### PROBLEM DESCRIPTION
Reproduce each record verbatim, images excluded.

Data records:
______

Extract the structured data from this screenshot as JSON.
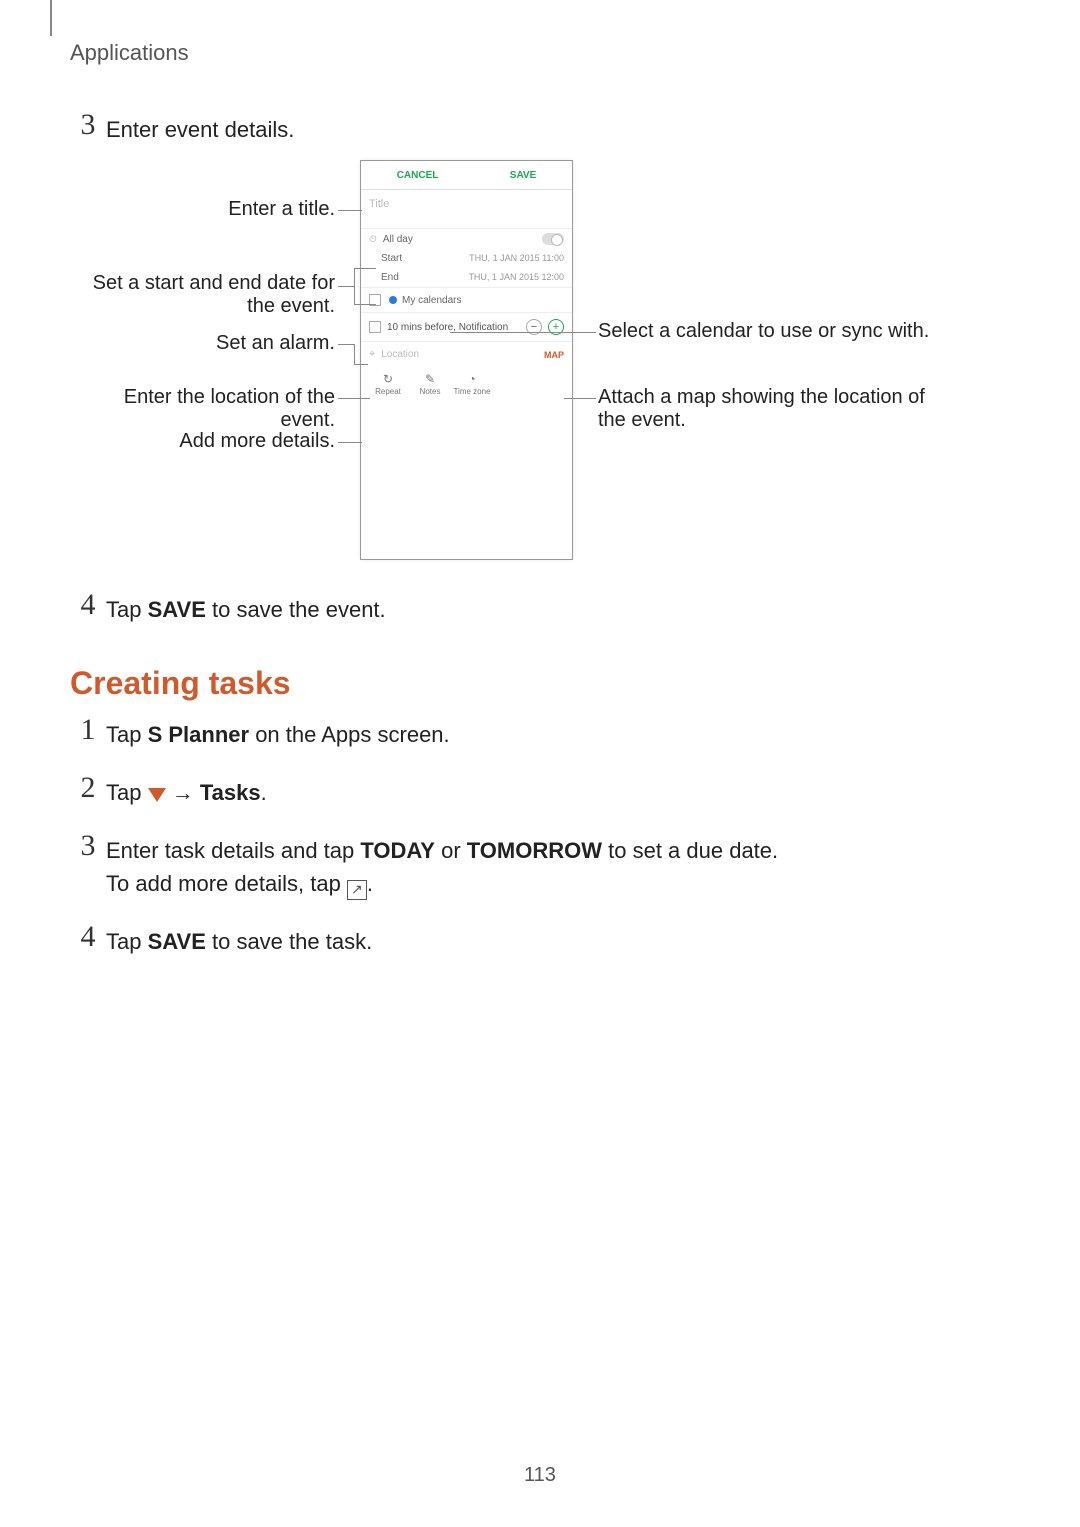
{
  "header": {
    "section": "Applications"
  },
  "step3": {
    "num": "3",
    "text": "Enter event details."
  },
  "figure": {
    "phone": {
      "cancel": "CANCEL",
      "save": "SAVE",
      "title_placeholder": "Title",
      "allday_icon": "⏲",
      "allday": "All day",
      "start_label": "Start",
      "start_value": "THU, 1 JAN 2015   11:00",
      "end_label": "End",
      "end_value": "THU, 1 JAN 2015   12:00",
      "mycal": "My calendars",
      "alarm_text": "10 mins before, Notification",
      "minus": "−",
      "plus": "+",
      "location_placeholder": "Location",
      "map": "MAP",
      "repeat": "Repeat",
      "notes": "Notes",
      "timezone": "Time zone"
    },
    "callouts": {
      "title": "Enter a title.",
      "dates": "Set a start and end date for the event.",
      "alarm": "Set an alarm.",
      "location": "Enter the location of the event.",
      "more": "Add more details.",
      "calendar": "Select a calendar to use or sync with.",
      "map": "Attach a map showing the location of the event."
    }
  },
  "step4": {
    "num": "4",
    "pre": "Tap ",
    "bold": "SAVE",
    "post": " to save the event."
  },
  "tasks": {
    "heading": "Creating tasks",
    "s1": {
      "num": "1",
      "pre": "Tap ",
      "bold": "S Planner",
      "post": " on the Apps screen."
    },
    "s2": {
      "num": "2",
      "pre": "Tap ",
      "arrow": " → ",
      "bold": "Tasks",
      "post": "."
    },
    "s3": {
      "num": "3",
      "line1_pre": "Enter task details and tap ",
      "line1_b1": "TODAY",
      "line1_mid": " or ",
      "line1_b2": "TOMORROW",
      "line1_post": " to set a due date.",
      "line2_pre": "To add more details, tap ",
      "line2_post": "."
    },
    "s4": {
      "num": "4",
      "pre": "Tap ",
      "bold": "SAVE",
      "post": " to save the task."
    }
  },
  "page_number": "113"
}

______

### SOLUTION
Extract the structured data from this screenshot as JSON.
{
  "header": {
    "section": "Applications"
  },
  "step3": {
    "num": "3",
    "text": "Enter event details."
  },
  "figure": {
    "phone": {
      "cancel": "CANCEL",
      "save": "SAVE",
      "title_placeholder": "Title",
      "allday_icon": "⏲",
      "allday": "All day",
      "start_label": "Start",
      "start_value": "THU, 1 JAN 2015   11:00",
      "end_label": "End",
      "end_value": "THU, 1 JAN 2015   12:00",
      "mycal": "My calendars",
      "alarm_text": "10 mins before, Notification",
      "minus": "−",
      "plus": "+",
      "location_placeholder": "Location",
      "map": "MAP",
      "repeat": "Repeat",
      "notes": "Notes",
      "timezone": "Time zone"
    },
    "callouts": {
      "title": "Enter a title.",
      "dates": "Set a start and end date for the event.",
      "alarm": "Set an alarm.",
      "location": "Enter the location of the event.",
      "more": "Add more details.",
      "calendar": "Select a calendar to use or sync with.",
      "map": "Attach a map showing the location of the event."
    }
  },
  "step4": {
    "num": "4",
    "pre": "Tap ",
    "bold": "SAVE",
    "post": " to save the event."
  },
  "tasks": {
    "heading": "Creating tasks",
    "s1": {
      "num": "1",
      "pre": "Tap ",
      "bold": "S Planner",
      "post": " on the Apps screen."
    },
    "s2": {
      "num": "2",
      "pre": "Tap ",
      "arrow": " → ",
      "bold": "Tasks",
      "post": "."
    },
    "s3": {
      "num": "3",
      "line1_pre": "Enter task details and tap ",
      "line1_b1": "TODAY",
      "line1_mid": " or ",
      "line1_b2": "TOMORROW",
      "line1_post": " to set a due date.",
      "line2_pre": "To add more details, tap ",
      "line2_post": "."
    },
    "s4": {
      "num": "4",
      "pre": "Tap ",
      "bold": "SAVE",
      "post": " to save the task."
    }
  },
  "page_number": "113"
}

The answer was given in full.